It is widely recognised that Pluripotent Stem Cells (PSCs) need close monitoring to ensure their genomic integrity throughout prolonged cultures. However, the challenge remains in putting the theory into practice: How frequently should PSCs be tested? And which steps are critical in the process?
In this article, we provide specific guidelines for the genomic integrity characterisation of PSCs. They are based on recognised publications and on Stem Genomics’ experience in PSC quality testing.
The most frequent genomic abnormalities encounter in PSC are essentially copy number variations (CNVs) that constitute a real cause for concern as they reflect a selection pressure that may favour hPSC proliferation and survival, or reduce their differentiation capacities (Assou et al., 2018).
In the schematic figure above, you can see at a glance the key steps when genetic stability should be tested. The aim is to avoid the unnecessary waste of resources and time on potentially abnormal cell lines.
I. Stages when testing should be considered
1. In-process control during cell amplification & maintenance: considering the speed at which a recurrent abnormality can take over the culture, Stem Genomics and others (McIntire et al., 2020) recommend to test PSCs at least every 5-10 passages.
2. Clone screening: these procedures could favour the generation and selection of genomics aberrations in PSCs. The rapid screening of clones and colonies is therefore essential before any subsequent use.
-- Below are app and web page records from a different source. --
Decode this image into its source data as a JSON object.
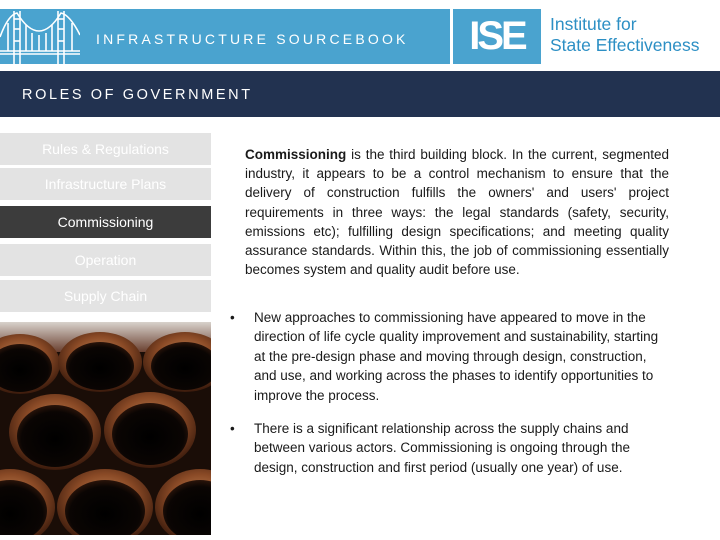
{
  "header": {
    "sourcebook_title": "INFRASTRUCTURE SOURCEBOOK",
    "logo_mark": "ISE",
    "logo_name_line1": "Institute for",
    "logo_name_line2": "State Effectiveness",
    "banner_color": "#4aa3cf"
  },
  "section": {
    "title": "ROLES OF GOVERNMENT",
    "bar_color": "#223250"
  },
  "nav": {
    "items": [
      {
        "label": "Rules & Regulations",
        "active": false
      },
      {
        "label": "Infrastructure Plans",
        "active": false
      },
      {
        "label": "Commissioning",
        "active": true
      },
      {
        "label": "Operation",
        "active": false
      },
      {
        "label": "Supply Chain",
        "active": false
      }
    ]
  },
  "content": {
    "intro_bold": "Commissioning",
    "intro_rest": " is the third building block. In the current, segmented industry, it appears to be a control mechanism to ensure that the delivery of construction fulfills the owners' and users' project requirements in three ways: the legal standards (safety, security, emissions etc); fulfilling design specifications; and meeting quality assurance standards. Within this, the job of commissioning essentially becomes system and quality audit before use.",
    "bullet_symbol": "•",
    "bullets": [
      " New approaches to commissioning have appeared to move in the direction of life cycle quality improvement and sustainability, starting at the pre-design phase and moving through design, construction, and use, and working across the phases to identify opportunities to improve the process.",
      "There is a significant relationship across the supply chains and between various actors. Commissioning is ongoing through the design, construction and first period (usually one year) of use."
    ]
  },
  "icons": {
    "bridge": "bridge-icon",
    "photo": "stacked-pipes-photo"
  }
}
3. Bank characterization: genomic stability is one of the critical features required for the complete characterisation of a cell line.
II. The technologies we have selected for you:
Among the many tests available on the market, we have built this workflow with budget and time criteria in mind, as these are the constraints most research scientists face every day.
We have selected two reliable and affordable technologies:
– Karyotyping: this is the standard technique for genome stability determination. It provides important information about numerical and structural alterations, and should be performed at least at the beginning and at the end of a project. This characterisation method confirms with 98% probability that the tested cells are karyotypically normal. However, while useful, it cannot be regularly performed, and it is not sensitive enough to detect small genetic alterations (Baghbaderani et al., 2016).
– Digital PCR: Digital PCR offers higher resolution than karyotyping, and can detect abnormalities that cannot be identified by karyotyping, including chromosome 20q.11.21 amplifications that are the most common genetic abnormalities found in PSCs. Digital PCR amplifies targeted genomic fragments in thousands of individual reactions, thus allowing nucleic acid quantification and detection with high precision. Additionally, digital PCR is a fast method (results can be obtained within one day) and reasonably priced, more suitable for in-process testing as well as for screening a large number of clones after gene editing. Read our April Newsletter for more information on digital PCR and the digital PCR-based tools developed by Stem Genomics specifically for human PSC testing.